4. What's the driving idea behind, your new project? Do you anticipate that it could help bring about real political change?

Fundamentally, we saw that the U.S. civic-tech landscape was missing a questions-and-answers platform with people in power, as existed in Germany with ParliamentWatch and in the UK with mySociety's family of sites. OpenCongress supported great organic netroots conversation about bills and votes in Congress, but we never had the resources to develop it into a two-way platform for constituent communication. Another was the success of the White House's "We the People" petition platform, where many petitions that surpassed the signature threshold would receive an official response - we saw it as a generally-productive, lightweight civic engagement tool for rehabilitating a baseline of trust in government. Now, with AskThem, anyone can ask a question and push for a public response from any level of government, or any public figure with a verified Twitter account.

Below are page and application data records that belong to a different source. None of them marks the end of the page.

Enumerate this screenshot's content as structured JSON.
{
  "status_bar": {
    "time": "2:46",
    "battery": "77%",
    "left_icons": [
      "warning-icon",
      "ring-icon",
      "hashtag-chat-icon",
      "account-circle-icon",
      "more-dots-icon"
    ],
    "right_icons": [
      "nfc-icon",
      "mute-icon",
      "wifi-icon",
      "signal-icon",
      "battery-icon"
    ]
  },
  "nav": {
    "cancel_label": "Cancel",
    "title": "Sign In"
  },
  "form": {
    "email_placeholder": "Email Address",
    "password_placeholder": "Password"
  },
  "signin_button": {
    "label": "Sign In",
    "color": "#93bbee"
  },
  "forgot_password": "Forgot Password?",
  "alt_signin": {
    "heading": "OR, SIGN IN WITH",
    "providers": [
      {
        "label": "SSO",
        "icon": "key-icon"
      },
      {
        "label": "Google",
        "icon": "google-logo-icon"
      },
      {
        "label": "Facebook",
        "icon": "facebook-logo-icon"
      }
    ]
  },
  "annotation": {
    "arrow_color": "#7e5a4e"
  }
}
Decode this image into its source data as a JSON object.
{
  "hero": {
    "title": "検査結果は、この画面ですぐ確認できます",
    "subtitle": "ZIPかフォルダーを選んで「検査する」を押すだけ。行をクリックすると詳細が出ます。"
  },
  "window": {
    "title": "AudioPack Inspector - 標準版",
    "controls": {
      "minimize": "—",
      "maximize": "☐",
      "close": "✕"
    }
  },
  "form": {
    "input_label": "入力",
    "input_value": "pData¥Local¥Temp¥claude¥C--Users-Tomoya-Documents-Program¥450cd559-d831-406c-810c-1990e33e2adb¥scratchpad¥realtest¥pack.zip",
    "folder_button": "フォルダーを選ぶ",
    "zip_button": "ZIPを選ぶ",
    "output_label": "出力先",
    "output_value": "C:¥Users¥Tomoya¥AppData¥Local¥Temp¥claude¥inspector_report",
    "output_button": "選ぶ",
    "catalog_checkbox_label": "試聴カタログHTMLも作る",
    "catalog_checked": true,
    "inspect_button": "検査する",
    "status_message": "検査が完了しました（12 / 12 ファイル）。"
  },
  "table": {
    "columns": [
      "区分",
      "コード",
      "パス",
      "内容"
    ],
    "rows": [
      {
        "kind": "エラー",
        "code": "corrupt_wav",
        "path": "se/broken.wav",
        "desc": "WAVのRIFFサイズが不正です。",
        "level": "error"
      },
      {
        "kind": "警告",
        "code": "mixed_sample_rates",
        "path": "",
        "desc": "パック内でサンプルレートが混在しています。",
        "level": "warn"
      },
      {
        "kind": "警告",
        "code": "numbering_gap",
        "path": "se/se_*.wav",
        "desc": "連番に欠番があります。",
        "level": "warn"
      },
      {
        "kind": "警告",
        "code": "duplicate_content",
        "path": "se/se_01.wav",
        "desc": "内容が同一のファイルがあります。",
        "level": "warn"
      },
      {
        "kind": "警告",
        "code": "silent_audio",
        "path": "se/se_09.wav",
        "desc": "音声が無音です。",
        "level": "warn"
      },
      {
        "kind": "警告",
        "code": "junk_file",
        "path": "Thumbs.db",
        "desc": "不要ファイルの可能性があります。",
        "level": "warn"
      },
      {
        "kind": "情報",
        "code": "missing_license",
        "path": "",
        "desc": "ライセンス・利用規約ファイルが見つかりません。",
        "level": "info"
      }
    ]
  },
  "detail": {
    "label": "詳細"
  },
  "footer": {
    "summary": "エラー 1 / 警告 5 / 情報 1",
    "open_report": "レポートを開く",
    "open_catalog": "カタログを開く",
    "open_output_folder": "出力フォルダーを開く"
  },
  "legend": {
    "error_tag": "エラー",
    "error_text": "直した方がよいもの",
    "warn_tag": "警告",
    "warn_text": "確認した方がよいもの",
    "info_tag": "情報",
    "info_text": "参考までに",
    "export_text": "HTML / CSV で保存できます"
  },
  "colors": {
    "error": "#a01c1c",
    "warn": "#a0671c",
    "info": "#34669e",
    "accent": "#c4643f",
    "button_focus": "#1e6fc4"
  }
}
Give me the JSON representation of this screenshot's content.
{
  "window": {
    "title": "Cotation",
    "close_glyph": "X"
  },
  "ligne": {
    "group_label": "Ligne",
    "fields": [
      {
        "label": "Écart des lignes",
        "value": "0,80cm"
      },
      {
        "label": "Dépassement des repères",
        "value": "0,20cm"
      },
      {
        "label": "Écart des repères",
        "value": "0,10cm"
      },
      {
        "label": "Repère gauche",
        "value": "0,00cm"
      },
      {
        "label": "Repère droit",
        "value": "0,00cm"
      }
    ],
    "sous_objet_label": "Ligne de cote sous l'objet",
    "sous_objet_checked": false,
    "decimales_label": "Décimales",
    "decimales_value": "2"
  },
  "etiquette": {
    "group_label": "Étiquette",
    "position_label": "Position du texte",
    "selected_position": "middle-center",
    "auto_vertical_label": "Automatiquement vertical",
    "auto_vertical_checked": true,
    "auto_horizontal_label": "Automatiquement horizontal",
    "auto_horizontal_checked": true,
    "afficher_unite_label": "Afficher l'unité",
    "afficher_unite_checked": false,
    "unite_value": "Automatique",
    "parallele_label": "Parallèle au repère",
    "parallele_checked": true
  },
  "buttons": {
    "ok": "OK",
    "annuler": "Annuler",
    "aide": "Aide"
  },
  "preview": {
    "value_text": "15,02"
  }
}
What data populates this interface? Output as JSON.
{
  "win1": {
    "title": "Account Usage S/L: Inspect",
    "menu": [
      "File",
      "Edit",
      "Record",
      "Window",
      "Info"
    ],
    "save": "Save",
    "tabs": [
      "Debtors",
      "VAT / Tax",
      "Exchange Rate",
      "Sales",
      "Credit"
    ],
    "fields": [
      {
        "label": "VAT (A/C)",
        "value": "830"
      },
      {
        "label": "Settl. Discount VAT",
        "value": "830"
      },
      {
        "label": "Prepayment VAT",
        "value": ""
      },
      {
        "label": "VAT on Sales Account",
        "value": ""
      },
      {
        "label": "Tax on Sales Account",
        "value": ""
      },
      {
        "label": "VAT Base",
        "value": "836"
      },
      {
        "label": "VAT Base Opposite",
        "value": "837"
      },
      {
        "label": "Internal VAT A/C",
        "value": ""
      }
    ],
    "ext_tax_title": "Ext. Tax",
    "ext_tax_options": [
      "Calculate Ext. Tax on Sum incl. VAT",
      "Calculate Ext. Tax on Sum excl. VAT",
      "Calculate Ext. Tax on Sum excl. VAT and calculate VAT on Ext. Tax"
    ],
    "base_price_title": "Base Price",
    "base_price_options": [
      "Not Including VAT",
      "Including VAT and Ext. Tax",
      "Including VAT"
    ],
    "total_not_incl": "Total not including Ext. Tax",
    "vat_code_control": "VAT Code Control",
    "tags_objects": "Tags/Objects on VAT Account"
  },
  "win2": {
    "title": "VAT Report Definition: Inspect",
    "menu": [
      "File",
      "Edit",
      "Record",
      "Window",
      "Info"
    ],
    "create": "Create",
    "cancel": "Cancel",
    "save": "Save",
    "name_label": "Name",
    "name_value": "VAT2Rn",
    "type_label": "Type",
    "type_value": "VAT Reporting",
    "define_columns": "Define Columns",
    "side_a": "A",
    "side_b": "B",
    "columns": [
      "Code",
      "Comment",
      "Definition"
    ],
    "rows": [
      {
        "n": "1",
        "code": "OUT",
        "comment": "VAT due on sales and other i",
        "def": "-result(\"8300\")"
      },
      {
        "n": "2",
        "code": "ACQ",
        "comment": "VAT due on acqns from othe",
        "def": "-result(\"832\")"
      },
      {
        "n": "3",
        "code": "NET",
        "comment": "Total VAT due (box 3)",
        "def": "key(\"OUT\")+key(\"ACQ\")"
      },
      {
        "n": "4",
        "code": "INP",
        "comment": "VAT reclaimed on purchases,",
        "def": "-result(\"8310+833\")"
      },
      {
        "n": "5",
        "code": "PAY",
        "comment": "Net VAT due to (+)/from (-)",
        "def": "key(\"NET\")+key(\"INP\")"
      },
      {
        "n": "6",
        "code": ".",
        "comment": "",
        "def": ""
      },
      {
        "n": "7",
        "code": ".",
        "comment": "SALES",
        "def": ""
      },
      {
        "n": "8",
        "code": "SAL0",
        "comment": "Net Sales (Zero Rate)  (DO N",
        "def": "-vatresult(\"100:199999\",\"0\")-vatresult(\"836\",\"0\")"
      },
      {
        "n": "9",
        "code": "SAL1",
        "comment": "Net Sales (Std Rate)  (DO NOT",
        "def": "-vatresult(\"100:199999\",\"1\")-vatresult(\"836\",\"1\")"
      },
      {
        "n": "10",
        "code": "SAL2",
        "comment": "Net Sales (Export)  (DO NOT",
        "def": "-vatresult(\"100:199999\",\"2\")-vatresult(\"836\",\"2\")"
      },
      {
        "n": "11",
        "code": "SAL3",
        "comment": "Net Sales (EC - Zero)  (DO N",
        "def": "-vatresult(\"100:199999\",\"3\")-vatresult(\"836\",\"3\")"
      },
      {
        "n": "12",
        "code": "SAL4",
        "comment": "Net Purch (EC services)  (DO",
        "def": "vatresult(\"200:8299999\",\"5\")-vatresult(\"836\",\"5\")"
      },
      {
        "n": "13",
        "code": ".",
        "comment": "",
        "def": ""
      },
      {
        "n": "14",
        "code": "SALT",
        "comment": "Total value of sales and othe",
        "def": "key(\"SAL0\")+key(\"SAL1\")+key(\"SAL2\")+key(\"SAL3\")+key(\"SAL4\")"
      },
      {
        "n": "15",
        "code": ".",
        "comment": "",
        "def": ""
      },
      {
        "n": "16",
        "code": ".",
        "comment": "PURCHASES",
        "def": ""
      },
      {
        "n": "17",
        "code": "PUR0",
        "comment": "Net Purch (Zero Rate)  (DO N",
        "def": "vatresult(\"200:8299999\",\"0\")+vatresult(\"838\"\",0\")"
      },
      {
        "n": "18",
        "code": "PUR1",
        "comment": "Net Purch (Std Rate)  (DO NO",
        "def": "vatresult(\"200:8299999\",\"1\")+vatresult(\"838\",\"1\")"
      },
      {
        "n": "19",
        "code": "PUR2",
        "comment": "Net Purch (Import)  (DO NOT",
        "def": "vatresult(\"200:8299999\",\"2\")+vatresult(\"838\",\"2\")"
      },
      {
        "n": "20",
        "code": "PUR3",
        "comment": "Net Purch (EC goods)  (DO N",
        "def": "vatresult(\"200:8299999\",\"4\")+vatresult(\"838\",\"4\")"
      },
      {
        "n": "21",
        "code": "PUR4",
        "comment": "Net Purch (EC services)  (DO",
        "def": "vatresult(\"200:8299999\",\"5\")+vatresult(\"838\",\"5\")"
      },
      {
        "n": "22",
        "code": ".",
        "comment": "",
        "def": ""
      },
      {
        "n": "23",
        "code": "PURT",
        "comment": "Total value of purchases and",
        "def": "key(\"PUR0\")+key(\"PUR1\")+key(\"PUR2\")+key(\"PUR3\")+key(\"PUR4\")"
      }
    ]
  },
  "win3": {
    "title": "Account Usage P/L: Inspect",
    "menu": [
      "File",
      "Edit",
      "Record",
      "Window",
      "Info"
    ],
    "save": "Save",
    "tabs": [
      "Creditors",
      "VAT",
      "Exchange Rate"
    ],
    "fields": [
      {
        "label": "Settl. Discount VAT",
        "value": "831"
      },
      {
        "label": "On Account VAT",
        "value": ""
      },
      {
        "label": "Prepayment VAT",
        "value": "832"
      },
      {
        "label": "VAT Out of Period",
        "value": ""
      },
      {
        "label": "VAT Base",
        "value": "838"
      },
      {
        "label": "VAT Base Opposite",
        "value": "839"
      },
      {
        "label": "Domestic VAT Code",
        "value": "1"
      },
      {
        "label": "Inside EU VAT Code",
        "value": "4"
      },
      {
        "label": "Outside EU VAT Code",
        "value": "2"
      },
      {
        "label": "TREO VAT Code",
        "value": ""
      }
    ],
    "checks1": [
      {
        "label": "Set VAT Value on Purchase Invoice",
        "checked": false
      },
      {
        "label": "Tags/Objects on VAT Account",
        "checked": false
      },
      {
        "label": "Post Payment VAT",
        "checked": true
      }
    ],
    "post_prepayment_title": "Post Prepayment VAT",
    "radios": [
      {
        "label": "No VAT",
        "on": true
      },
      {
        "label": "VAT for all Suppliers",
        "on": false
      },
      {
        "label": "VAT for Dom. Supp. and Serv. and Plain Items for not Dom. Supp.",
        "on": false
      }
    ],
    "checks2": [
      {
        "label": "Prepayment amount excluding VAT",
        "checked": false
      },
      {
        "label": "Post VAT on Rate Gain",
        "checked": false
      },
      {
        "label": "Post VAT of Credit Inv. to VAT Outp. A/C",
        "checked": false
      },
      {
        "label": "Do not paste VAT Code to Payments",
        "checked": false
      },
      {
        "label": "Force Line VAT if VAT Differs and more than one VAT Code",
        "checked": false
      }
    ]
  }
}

The cultural change we seek to ensure is that if a question receives enough popular support, it will be addressed with a minimum of obfuscation in a public forum for accountability (not just transparency). It's one of the platforms in what Prof. Yochai Benkler and his colleagues described in 2012 as the networked public sphere, all on the open web. We have over 75 elected officials nationwide signed-up to respond to public questions, and we've already seen how NYC council members have used the site to engage their constituents - for example, Council member Brad Lander of Brooklyn is drafting legislation based on a constituent's questions on race & social justice, which in turn he's adapting from a progressive initiative in Seattle. Here, AskThem can serve as a platform to support networked policymaking in cities, which is where our focus has been and where civic tech can have a quicker impact. We're currently seeking charitable funding support to keep AskThem going through the 2014 elections and beyond, as a "We the People" for every elected official and more public figures.